Given entries:
....
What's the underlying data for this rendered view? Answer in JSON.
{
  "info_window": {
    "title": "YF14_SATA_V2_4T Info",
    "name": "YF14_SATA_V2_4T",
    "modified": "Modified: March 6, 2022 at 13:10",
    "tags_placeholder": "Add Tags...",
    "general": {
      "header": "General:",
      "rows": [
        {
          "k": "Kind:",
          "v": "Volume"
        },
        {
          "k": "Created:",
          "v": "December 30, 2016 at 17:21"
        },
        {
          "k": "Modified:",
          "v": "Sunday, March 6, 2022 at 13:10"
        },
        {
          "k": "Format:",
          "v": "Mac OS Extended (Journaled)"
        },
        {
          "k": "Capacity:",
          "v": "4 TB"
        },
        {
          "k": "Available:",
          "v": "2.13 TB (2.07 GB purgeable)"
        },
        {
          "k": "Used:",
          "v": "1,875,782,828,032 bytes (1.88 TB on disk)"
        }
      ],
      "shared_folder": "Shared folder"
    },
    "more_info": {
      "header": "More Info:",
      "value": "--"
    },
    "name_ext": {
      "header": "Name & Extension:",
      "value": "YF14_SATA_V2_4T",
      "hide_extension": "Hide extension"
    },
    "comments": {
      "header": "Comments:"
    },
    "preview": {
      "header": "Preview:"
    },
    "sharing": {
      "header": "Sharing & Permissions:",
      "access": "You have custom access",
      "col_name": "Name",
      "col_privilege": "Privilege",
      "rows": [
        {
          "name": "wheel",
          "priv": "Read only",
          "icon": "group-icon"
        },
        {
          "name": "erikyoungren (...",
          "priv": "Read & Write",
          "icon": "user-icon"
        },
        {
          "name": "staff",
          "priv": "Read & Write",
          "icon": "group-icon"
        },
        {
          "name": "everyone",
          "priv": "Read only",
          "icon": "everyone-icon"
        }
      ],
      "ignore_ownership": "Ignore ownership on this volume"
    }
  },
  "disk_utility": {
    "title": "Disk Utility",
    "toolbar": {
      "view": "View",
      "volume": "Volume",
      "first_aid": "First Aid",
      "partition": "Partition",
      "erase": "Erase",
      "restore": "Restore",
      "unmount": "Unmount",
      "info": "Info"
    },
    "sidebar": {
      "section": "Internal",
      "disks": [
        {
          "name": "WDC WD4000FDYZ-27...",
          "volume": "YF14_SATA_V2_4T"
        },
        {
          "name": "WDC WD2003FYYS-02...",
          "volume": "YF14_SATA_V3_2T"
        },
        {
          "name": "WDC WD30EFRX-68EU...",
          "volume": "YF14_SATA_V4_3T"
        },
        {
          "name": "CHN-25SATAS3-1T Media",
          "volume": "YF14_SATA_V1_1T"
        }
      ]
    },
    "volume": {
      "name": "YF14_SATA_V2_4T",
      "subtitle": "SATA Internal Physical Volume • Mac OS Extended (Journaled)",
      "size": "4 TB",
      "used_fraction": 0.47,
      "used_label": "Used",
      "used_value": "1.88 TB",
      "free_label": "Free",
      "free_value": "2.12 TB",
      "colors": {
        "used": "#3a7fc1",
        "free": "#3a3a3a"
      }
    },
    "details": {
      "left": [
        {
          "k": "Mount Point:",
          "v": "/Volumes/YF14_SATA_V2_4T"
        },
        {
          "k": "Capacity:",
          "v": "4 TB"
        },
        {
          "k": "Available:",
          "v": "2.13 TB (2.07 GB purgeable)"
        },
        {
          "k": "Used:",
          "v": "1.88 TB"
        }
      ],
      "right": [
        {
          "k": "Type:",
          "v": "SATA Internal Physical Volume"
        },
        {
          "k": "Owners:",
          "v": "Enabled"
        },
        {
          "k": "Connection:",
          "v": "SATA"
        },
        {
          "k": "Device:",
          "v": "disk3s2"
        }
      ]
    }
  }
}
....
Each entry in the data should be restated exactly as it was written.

What's the underlying data for this rendered view? Answer in JSON.
{
  "info_window": {
    "title": "YF14_SATA_V2_4T Info",
    "name": "YF14_SATA_V2_4T",
    "modified": "Modified: March 6, 2022 at 13:10",
    "tags_placeholder": "Add Tags...",
    "general": {
      "header": "General:",
      "rows": [
        {
          "k": "Kind:",
          "v": "Volume"
        },
        {
          "k": "Created:",
          "v": "December 30, 2016 at 17:21"
        },
        {
          "k": "Modified:",
          "v": "Sunday, March 6, 2022 at 13:10"
        },
        {
          "k": "Format:",
          "v": "Mac OS Extended (Journaled)"
        },
        {
          "k": "Capacity:",
          "v": "4 TB"
        },
        {
          "k": "Available:",
          "v": "2.13 TB (2.07 GB purgeable)"
        },
        {
          "k": "Used:",
          "v": "1,875,782,828,032 bytes (1.88 TB on disk)"
        }
      ],
      "shared_folder": "Shared folder"
    },
    "more_info": {
      "header": "More Info:",
      "value": "--"
    },
    "name_ext": {
      "header": "Name & Extension:",
      "value": "YF14_SATA_V2_4T",
      "hide_extension": "Hide extension"
    },
    "comments": {
      "header": "Comments:"
    },
    "preview": {
      "header": "Preview:"
    },
    "sharing": {
      "header": "Sharing & Permissions:",
      "access": "You have custom access",
      "col_name": "Name",
      "col_privilege": "Privilege",
      "rows": [
        {
          "name": "wheel",
          "priv": "Read only",
          "icon": "group-icon"
        },
        {
          "name": "erikyoungren (...",
          "priv": "Read & Write",
          "icon": "user-icon"
        },
        {
          "name": "staff",
          "priv": "Read & Write",
          "icon": "group-icon"
        },
        {
          "name": "everyone",
          "priv": "Read only",
          "icon": "everyone-icon"
        }
      ],
      "ignore_ownership": "Ignore ownership on this volume"
    }
  },
  "disk_utility": {
    "title": "Disk Utility",
    "toolbar": {
      "view": "View",
      "volume": "Volume",
      "first_aid": "First Aid",
      "partition": "Partition",
      "erase": "Erase",
      "restore": "Restore",
      "unmount": "Unmount",
      "info": "Info"
    },
    "sidebar": {
      "section": "Internal",
      "disks": [
        {
          "name": "WDC WD4000FDYZ-27...",
          "volume": "YF14_SATA_V2_4T"
        },
        {
          "name": "WDC WD2003FYYS-02...",
          "volume": "YF14_SATA_V3_2T"
        },
        {
          "name": "WDC WD30EFRX-68EU...",
          "volume": "YF14_SATA_V4_3T"
        },
        {
          "name": "CHN-25SATAS3-1T Media",
          "volume": "YF14_SATA_V1_1T"
        }
      ]
    },
    "volume": {
      "name": "YF14_SATA_V2_4T",
      "subtitle": "SATA Internal Physical Volume • Mac OS Extended (Journaled)",
      "size": "4 TB",
      "used_fraction": 0.47,
      "used_label": "Used",
      "used_value": "1.88 TB",
      "free_label": "Free",
      "free_value": "2.12 TB",
      "colors": {
        "used": "#3a7fc1",
        "free": "#3a3a3a"
      }
    },
    "details": {
      "left": [
        {
          "k": "Mount Point:",
          "v": "/Volumes/YF14_SATA_V2_4T"
        },
        {
          "k": "Capacity:",
          "v": "4 TB"
        },
        {
          "k": "Available:",
          "v": "2.13 TB (2.07 GB purgeable)"
        },
        {
          "k": "Used:",
          "v": "1.88 TB"
        }
      ],
      "right": [
        {
          "k": "Type:",
          "v": "SATA Internal Physical Volume"
        },
        {
          "k": "Owners:",
          "v": "Enabled"
        },
        {
          "k": "Connection:",
          "v": "SATA"
        },
        {
          "k": "Device:",
          "v": "disk3s2"
        }
      ]
    }
  }
}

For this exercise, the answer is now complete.